My Aliner and Towing Vehicles

Towing Vehicles – 2013 Subaru Outback and 2015 Toyota Highlander
For 2013 and 2014, I used a 2013 Subaru Outback as my tow vehicle. It had a 2700 pound towing capacity and a 200 pound tongue limit. I went to Oklahoma and back and it worked fine, although I noticed it working a little hard in West Virginia. It was only a 4 cylinder, and I became worried about over heating if I was going to travel in the Rockies. Reading the manual more closely, I found out that the Outback was rated for a 2700 pound towing capacity under normal conditions but, if it was hot and you were going uphill for a ways, the towing capacity dropped to 1500 pounds, which was less than my loaded Aliner. I was particularly concerned about over heating the CVT transmission and I was not able to get the dealer or a transmission place to add a transmission cooler. I didn’t want to be stranded at the side of the road with a cooked transmission so in 2015 I bit the bullet and moved up to a Toyota Highlander with 5,000 pound towing capacity. Now, it’s no worries, mate. This also allowed me to put more weight on the tongue.

My Aliner

My Aliner is a 2013 Scout (the simplest model for about $11,000) with an empty weight of 1340 lbs and the following options:
1) Parks and Woods Package (sink, refrigerator, higher clearance with 14 inch tires, 3,000 lb axle, electric brakes)
2) Air Conditioner
3) Lift Assist High Wind Kit
4) Fantastic Fan
5) LED Lighting
6) Window in Entry Door (This broke in short order and wasn’t worth it. )
7) 3 baggage doors
8) Skylight over couch

Opinions rampant after this point so if you read on, take it with a grain of salt and call me in the morning.
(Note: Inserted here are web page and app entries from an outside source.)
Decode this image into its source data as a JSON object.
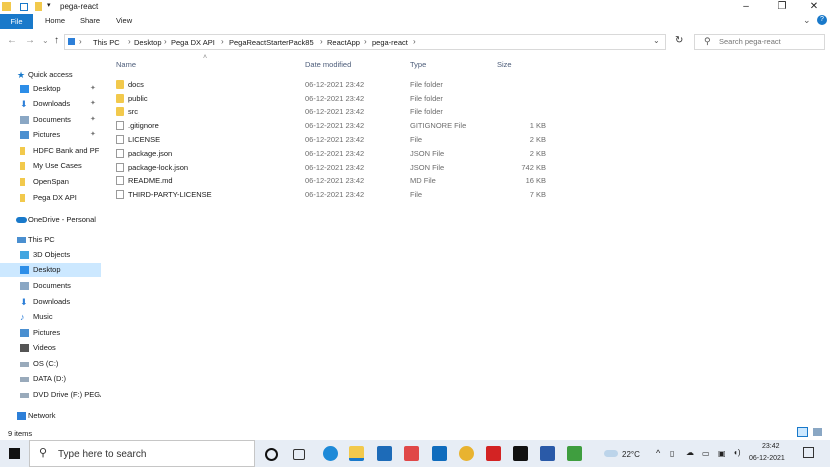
{
  "window": {
    "title": "pega-react",
    "controls": {
      "minimize": "–",
      "maximize": "❐",
      "close": "✕"
    }
  },
  "ribbon": {
    "tabs": [
      "File",
      "Home",
      "Share",
      "View"
    ]
  },
  "address": {
    "crumbs": [
      "This PC",
      "Desktop",
      "Pega DX API",
      "PegaReactStarterPack85",
      "ReactApp",
      "pega-react"
    ],
    "search_placeholder": "Search pega-react"
  },
  "navpane": {
    "quick_access": "Quick access",
    "quick_items": [
      {
        "label": "Desktop",
        "icon": "desktop-icon",
        "pinned": true
      },
      {
        "label": "Downloads",
        "icon": "downloads-icon",
        "pinned": true
      },
      {
        "label": "Documents",
        "icon": "documents-icon",
        "pinned": true
      },
      {
        "label": "Pictures",
        "icon": "pictures-icon",
        "pinned": true
      },
      {
        "label": "HDFC Bank and PF",
        "icon": "folder-icon",
        "pinned": false
      },
      {
        "label": "My Use Cases",
        "icon": "folder-icon",
        "pinned": false
      },
      {
        "label": "OpenSpan",
        "icon": "folder-icon",
        "pinned": false
      },
      {
        "label": "Pega DX API",
        "icon": "folder-icon",
        "pinned": false
      }
    ],
    "onedrive": "OneDrive - Personal",
    "this_pc": "This PC",
    "pc_items": [
      {
        "label": "3D Objects",
        "icon": "3d-objects-icon"
      },
      {
        "label": "Desktop",
        "icon": "desktop-icon",
        "selected": true
      },
      {
        "label": "Documents",
        "icon": "documents-icon"
      },
      {
        "label": "Downloads",
        "icon": "downloads-icon"
      },
      {
        "label": "Music",
        "icon": "music-icon"
      },
      {
        "label": "Pictures",
        "icon": "pictures-icon"
      },
      {
        "label": "Videos",
        "icon": "videos-icon"
      },
      {
        "label": "OS (C:)",
        "icon": "drive-icon"
      },
      {
        "label": "DATA (D:)",
        "icon": "drive-icon"
      },
      {
        "label": "DVD Drive (F:) PEGA",
        "icon": "dvd-drive-icon"
      }
    ],
    "network": "Network"
  },
  "filelist": {
    "headers": {
      "name": "Name",
      "date": "Date modified",
      "type": "Type",
      "size": "Size"
    },
    "rows": [
      {
        "name": "docs",
        "date": "06-12-2021 23:42",
        "type": "File folder",
        "size": "",
        "kind": "folder"
      },
      {
        "name": "public",
        "date": "06-12-2021 23:42",
        "type": "File folder",
        "size": "",
        "kind": "folder"
      },
      {
        "name": "src",
        "date": "06-12-2021 23:42",
        "type": "File folder",
        "size": "",
        "kind": "folder"
      },
      {
        "name": ".gitignore",
        "date": "06-12-2021 23:42",
        "type": "GITIGNORE File",
        "size": "1 KB",
        "kind": "file"
      },
      {
        "name": "LICENSE",
        "date": "06-12-2021 23:42",
        "type": "File",
        "size": "2 KB",
        "kind": "file"
      },
      {
        "name": "package.json",
        "date": "06-12-2021 23:42",
        "type": "JSON File",
        "size": "2 KB",
        "kind": "file"
      },
      {
        "name": "package-lock.json",
        "date": "06-12-2021 23:42",
        "type": "JSON File",
        "size": "742 KB",
        "kind": "file"
      },
      {
        "name": "README.md",
        "date": "06-12-2021 23:42",
        "type": "MD File",
        "size": "16 KB",
        "kind": "file"
      },
      {
        "name": "THIRD-PARTY-LICENSE",
        "date": "06-12-2021 23:42",
        "type": "File",
        "size": "7 KB",
        "kind": "file"
      }
    ]
  },
  "status": {
    "item_count": "9 items"
  },
  "taskbar": {
    "search_text": "Type here to search",
    "temperature": "22°C",
    "time": "23:42",
    "date": "06-12-2021"
  },
  "colors": {
    "accent": "#1979ca",
    "folder": "#f2c94c",
    "selected": "#cce8ff"
  }
}
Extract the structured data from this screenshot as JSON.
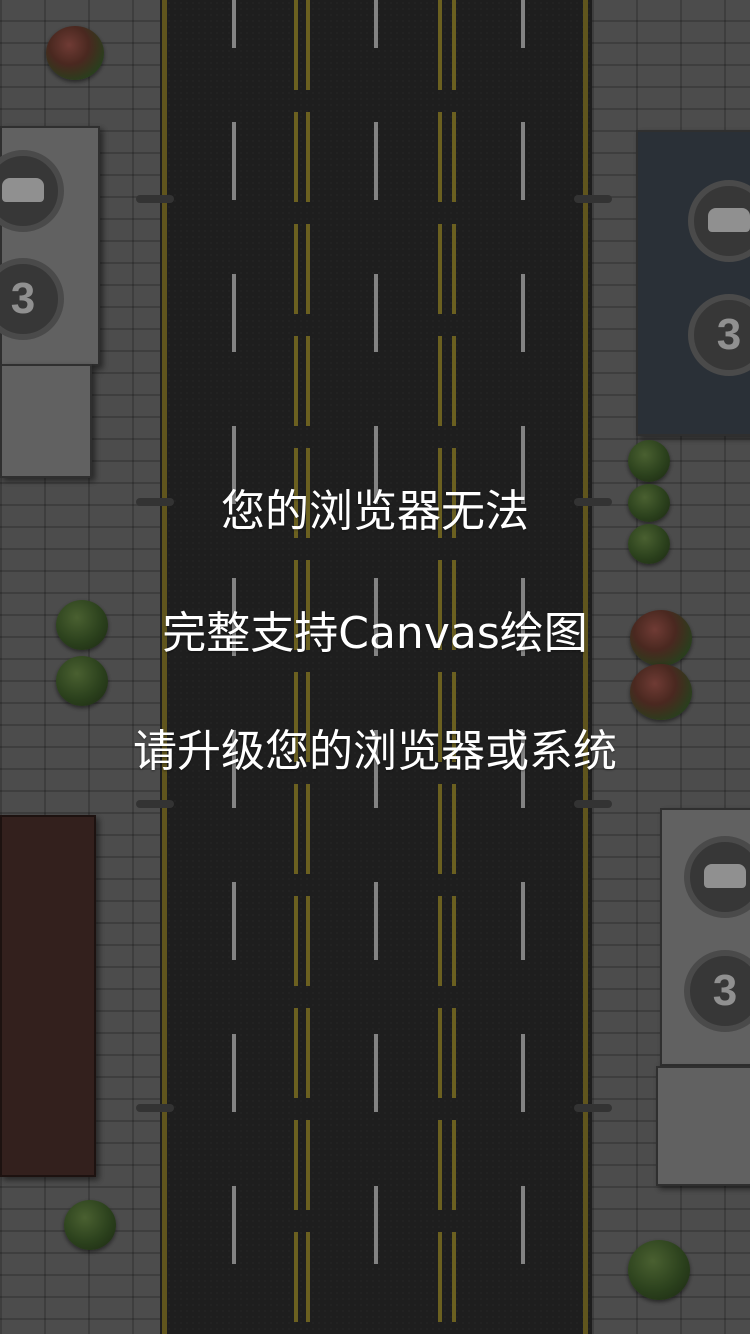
{
  "message": {
    "line1": "您的浏览器无法",
    "line2": "完整支持Canvas绘图",
    "line3": "请升级您的浏览器或系统"
  },
  "signs": {
    "level_number": "3"
  },
  "colors": {
    "road": "#2b2b2b",
    "sidewalk": "#6e6e6e",
    "lane_line": "#bcbcbc",
    "yellow_line": "#9a8a2e",
    "text": "#ffffff"
  }
}
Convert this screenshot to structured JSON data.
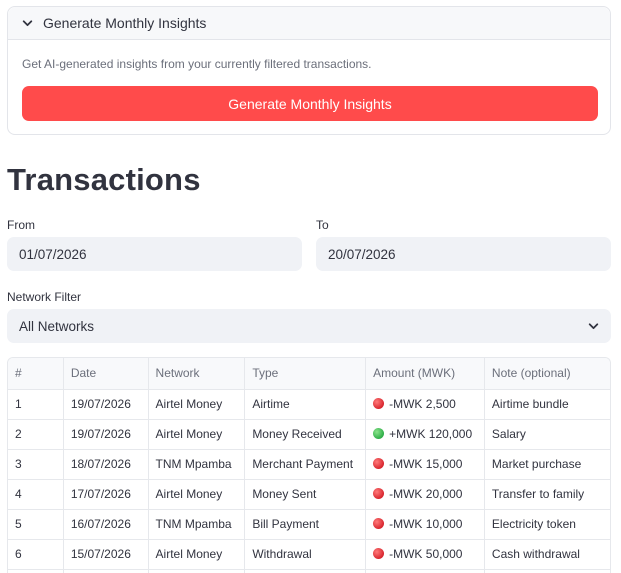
{
  "expander": {
    "title": "Generate Monthly Insights",
    "description": "Get AI-generated insights from your currently filtered transactions.",
    "button_label": "Generate Monthly Insights"
  },
  "page_title": "Transactions",
  "filters": {
    "from_label": "From",
    "from_value": "01/07/2026",
    "to_label": "To",
    "to_value": "20/07/2026",
    "network_label": "Network Filter",
    "network_value": "All Networks"
  },
  "colors": {
    "primary": "#ff4b4b",
    "negative": "#d8262e",
    "positive": "#2fae48"
  },
  "table": {
    "headers": [
      "#",
      "Date",
      "Network",
      "Type",
      "Amount (MWK)",
      "Note (optional)"
    ],
    "rows": [
      {
        "num": "1",
        "date": "19/07/2026",
        "network": "Airtel Money",
        "type": "Airtime",
        "sign": "negative",
        "amount": "-MWK 2,500",
        "note": "Airtime bundle"
      },
      {
        "num": "2",
        "date": "19/07/2026",
        "network": "Airtel Money",
        "type": "Money Received",
        "sign": "positive",
        "amount": "+MWK 120,000",
        "note": "Salary"
      },
      {
        "num": "3",
        "date": "18/07/2026",
        "network": "TNM Mpamba",
        "type": "Merchant Payment",
        "sign": "negative",
        "amount": "-MWK 15,000",
        "note": "Market purchase"
      },
      {
        "num": "4",
        "date": "17/07/2026",
        "network": "Airtel Money",
        "type": "Money Sent",
        "sign": "negative",
        "amount": "-MWK 20,000",
        "note": "Transfer to family"
      },
      {
        "num": "5",
        "date": "16/07/2026",
        "network": "TNM Mpamba",
        "type": "Bill Payment",
        "sign": "negative",
        "amount": "-MWK 10,000",
        "note": "Electricity token"
      },
      {
        "num": "6",
        "date": "15/07/2026",
        "network": "Airtel Money",
        "type": "Withdrawal",
        "sign": "negative",
        "amount": "-MWK 50,000",
        "note": "Cash withdrawal"
      }
    ]
  }
}
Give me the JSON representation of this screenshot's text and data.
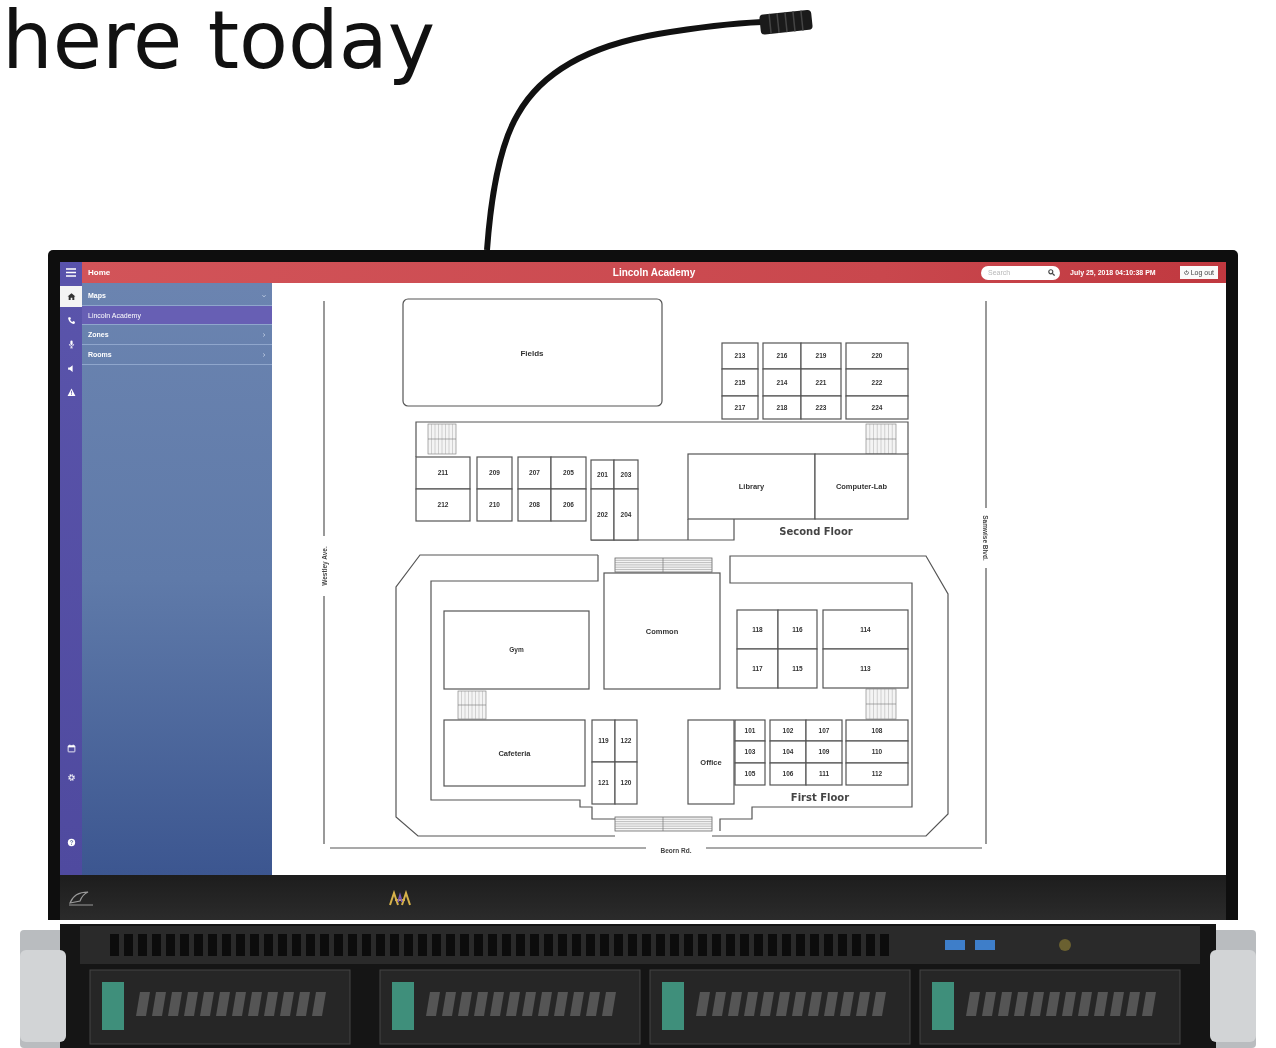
{
  "headline": "here today",
  "topbar": {
    "home": "Home",
    "title": "Lincoln Academy",
    "search": {
      "placeholder": "Search"
    },
    "datetime": "July 25, 2018 04:10:38 PM",
    "logout": "Log out"
  },
  "rail": {
    "top": [
      {
        "selected": true
      },
      {
        "selected": false
      },
      {
        "selected": false
      },
      {
        "selected": false
      },
      {
        "selected": false
      }
    ],
    "bottom": [
      {
        "selected": false
      },
      {
        "selected": false
      },
      {
        "selected": false
      }
    ]
  },
  "sidebar": {
    "items": [
      {
        "label": "Maps",
        "expanded": true,
        "children": [
          {
            "label": "Lincoln Academy",
            "selected": true
          }
        ]
      },
      {
        "label": "Zones",
        "expanded": false
      },
      {
        "label": "Rooms",
        "expanded": false
      }
    ]
  },
  "map": {
    "fields": "Fields",
    "floors": [
      {
        "label": "Second Floor",
        "rooms": [
          "213",
          "216",
          "219",
          "220",
          "215",
          "214",
          "221",
          "222",
          "217",
          "218",
          "223",
          "224",
          "211",
          "209",
          "207",
          "205",
          "201",
          "203",
          "212",
          "210",
          "208",
          "206",
          "202",
          "204",
          "Library",
          "Computer-Lab"
        ]
      },
      {
        "label": "First Floor",
        "rooms": [
          "Common",
          "Gym",
          "118",
          "116",
          "114",
          "117",
          "115",
          "113",
          "Cafeteria",
          "119",
          "122",
          "Office",
          "101",
          "102",
          "107",
          "108",
          "103",
          "104",
          "109",
          "110",
          "121",
          "120",
          "105",
          "106",
          "111",
          "112"
        ]
      }
    ],
    "streets": [
      "Westley Ave.",
      "Beorn Rd.",
      "Samwise Blvd."
    ]
  }
}
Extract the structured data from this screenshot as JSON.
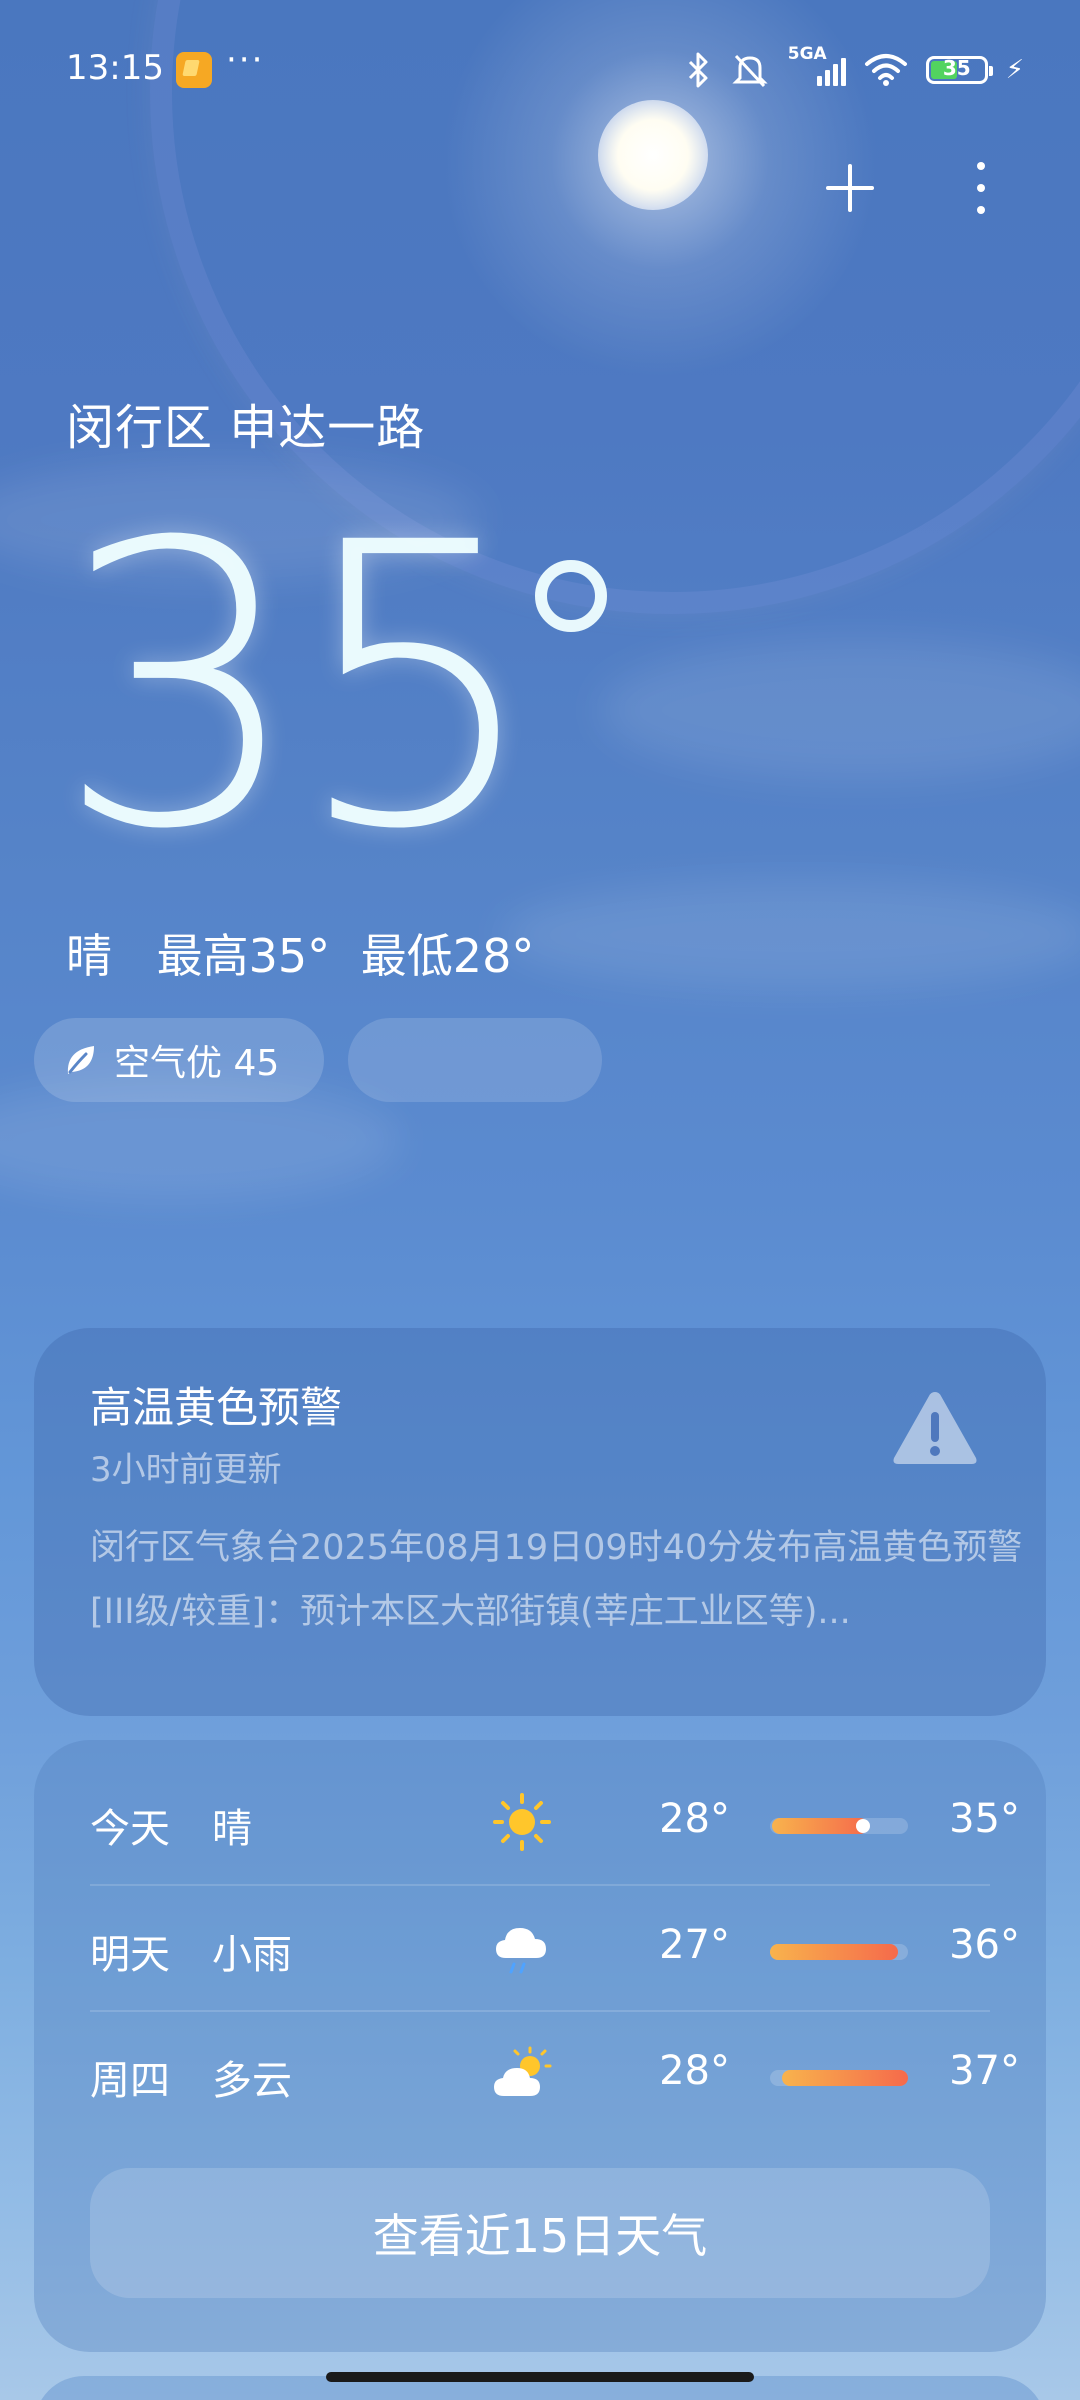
{
  "status_bar": {
    "time": "13:15",
    "more": "···",
    "signal_label": "5GA",
    "battery_level": "35",
    "battery_charging": true
  },
  "header": {
    "location": "闵行区 申达一路"
  },
  "current": {
    "temperature": "35",
    "condition": "晴",
    "high": "最高35°",
    "low": "最低28°",
    "air_quality": "空气优 45"
  },
  "alert": {
    "title": "高温黄色预警",
    "updated": "3小时前更新",
    "body": "闵行区气象台2025年08月19日09时40分发布高温黄色预警[III级/较重]：预计本区大部街镇(莘庄工业区等)..."
  },
  "forecast": {
    "rows": [
      {
        "day": "今天",
        "condition": "晴",
        "icon": "sun-icon",
        "low": "28°",
        "high": "35°"
      },
      {
        "day": "明天",
        "condition": "小雨",
        "icon": "rain-cloud-icon",
        "low": "27°",
        "high": "36°"
      },
      {
        "day": "周四",
        "condition": "多云",
        "icon": "partly-cloudy-icon",
        "low": "28°",
        "high": "37°"
      }
    ],
    "more_label": "查看近15日天气"
  },
  "colors": {
    "bar_start": "#f8b34d",
    "bar_end": "#f56a4b",
    "battery_green": "#52d35f"
  }
}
Comparison of my Aliner Scout with other Aliners
Cheaper – some Aliners fully loaded can be more than $20,000.
Lighter (1340 pound before loading, 1800 fully loaded) – no propane, no water tanks. These weights are based on actually being weighed. (I was concerned that the larger models would be too heavy for my first tow vehicle).
Lighter tongue weight – no propane, no water tanks.
(My first tow vehicle had a 200 pound tongue weight limit and that influenced the decision to not have propane.)
Only 17 feet long – Shorter than some of the other models (fits in more camping spaces.)
Allows the dinette to be converted to a bed – not a feature available on all Aliner models. This has been very useful.
Less complex – no water lines except for the sink, no water tanks, no propane lines, no propane leak detector, no carbon monoxide detector.
Fuel for cooking takes up less space (I use a white gas stove and a gallon can last me for a month).
No hot water and no cooking inside avoids moisture build up.
No furnace – no propane (this is the strongest disadvantage, although I slept quite comfy at night when it was below freezing). I do use a space heater if I have electricity and it is very cold.
No hot water – no hot water heater (I usually camp where there are showers but this would be useful when boon docking).
No Inside Stove – no propane (I cook outside mostly anyway, cooking outside is recommended in bear country)
No outside grill – no propane. However, my white gas stove covers this function.
Longer than some Aliners but the shorter Aliners may not have the option for two beds.
No Shower – no fresh water tanks and no hot water. A shower would definitely have been useful sometimes.
No toilet – no black water tanks (only available on some Aliners)(I do have a Porta Potty)
No Grey water tank (I use a 6 gal tot n stor outside which works fine).


Return to Camping Details